Opening of Conference Space Orientation and Ice Breaker Activities in the Gather.Town space
Globally, STEM scientists are the apex of novel innovation and cutting-edge research and development. While, patents are inextricably linked to innovation, research, and development, both undergraduate and graduate STEM students rarely invent, and those that do almost never invent twice. The thesis of this presentation is three-fold: (1) The understanding, value, benefits, and basics of intellectual property (IP) creation and invention are fundamentally missing in STEM curricula; (2) There are few (if any) incentives for STEM researchers to create and file patent applications within the University environment; and (3) Patent filling assistance programs (pro se) provide pro bono outreach and education to applicants. The key tenants of this presentation are reduced to practice as it relates to pro se patent filings of West Indies inspired invention to the United States Patent and Trademark Office (USPTO) in 2021 and 2022. Three examples of West Indies conceived and awarded IP by a lead inventor domiciled in Anguilla, BWI (Patent Nos. 10,934,168, 11,219,255, and 11,298,375). Further, a permanent patent filling, titled: “Innocuous Sterilant using Hemocyanin and Functionalized Fullerenes with Broad-Spectrum Intracellular and Interstitial Microbiocidal and Radical Scavenging Effects for Packaged Matter, Biologics and Organics including Liquids, Gases, Tissue, Organs, Cells, and Limbs with Copper Mediated Oxygenation for Viability and Preservation” is under review and awaiting a first office action offering broad evidence of origination of IP in the West Indies.
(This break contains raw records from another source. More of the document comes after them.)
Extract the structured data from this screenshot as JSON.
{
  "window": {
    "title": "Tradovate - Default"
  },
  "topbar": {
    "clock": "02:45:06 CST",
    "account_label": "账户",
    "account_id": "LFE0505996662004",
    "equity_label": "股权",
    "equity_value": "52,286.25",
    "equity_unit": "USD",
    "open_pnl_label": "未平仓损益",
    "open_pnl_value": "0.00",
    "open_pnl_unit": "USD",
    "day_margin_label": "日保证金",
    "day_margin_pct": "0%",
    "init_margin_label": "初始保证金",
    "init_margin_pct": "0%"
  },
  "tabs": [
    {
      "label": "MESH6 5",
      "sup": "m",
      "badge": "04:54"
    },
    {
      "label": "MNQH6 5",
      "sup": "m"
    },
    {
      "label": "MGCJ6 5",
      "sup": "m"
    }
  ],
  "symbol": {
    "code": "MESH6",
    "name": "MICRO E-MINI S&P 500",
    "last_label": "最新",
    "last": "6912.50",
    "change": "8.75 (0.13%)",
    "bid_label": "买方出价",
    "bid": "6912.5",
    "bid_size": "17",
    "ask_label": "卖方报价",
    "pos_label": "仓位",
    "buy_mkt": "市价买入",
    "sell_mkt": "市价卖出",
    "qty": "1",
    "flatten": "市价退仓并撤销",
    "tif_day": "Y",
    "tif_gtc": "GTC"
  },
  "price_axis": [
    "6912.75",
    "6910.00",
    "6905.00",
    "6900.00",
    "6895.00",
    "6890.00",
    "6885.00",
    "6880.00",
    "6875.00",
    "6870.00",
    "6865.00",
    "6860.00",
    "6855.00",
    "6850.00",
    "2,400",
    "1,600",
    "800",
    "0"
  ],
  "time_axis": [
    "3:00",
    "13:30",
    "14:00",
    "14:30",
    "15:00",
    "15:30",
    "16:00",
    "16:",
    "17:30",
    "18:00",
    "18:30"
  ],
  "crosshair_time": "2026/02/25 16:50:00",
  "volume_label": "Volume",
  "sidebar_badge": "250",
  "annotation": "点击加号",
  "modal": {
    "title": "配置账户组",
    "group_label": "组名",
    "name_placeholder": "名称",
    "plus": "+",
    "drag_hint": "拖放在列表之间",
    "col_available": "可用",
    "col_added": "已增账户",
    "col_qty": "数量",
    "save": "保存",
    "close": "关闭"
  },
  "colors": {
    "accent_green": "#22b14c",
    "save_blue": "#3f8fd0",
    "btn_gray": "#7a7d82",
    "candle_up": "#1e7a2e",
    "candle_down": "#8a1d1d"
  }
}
As case studies for this presentation, two pieces of IP are examined: The permanent patent and a recently filed provisional application that teaches a minimally invasive and unassisted robotic surgical method for atomic scale manipulation of funtionalized nanoparticles to perform high precision “nano surgery”.
Brookhaven National Laboratory delivers discovery science and transformative technology to power and secure the nation’s future. Primarily supported by the U.S. Department of Energy’s (DOE) Office of Science, Brookhaven Lab is a multidisciplinary laboratory with seven Nobel Prize-winning discoveries, 37 R&D 100 Awards, and more than 70 years of pioneering research. The laboratory is open to users from all countries and areas of STEM. The workshop will give an introduction to the capabilities of the laboratory, how to access facilities and collaboration tips for working with BNL scientists.
by clicking any of the buttons below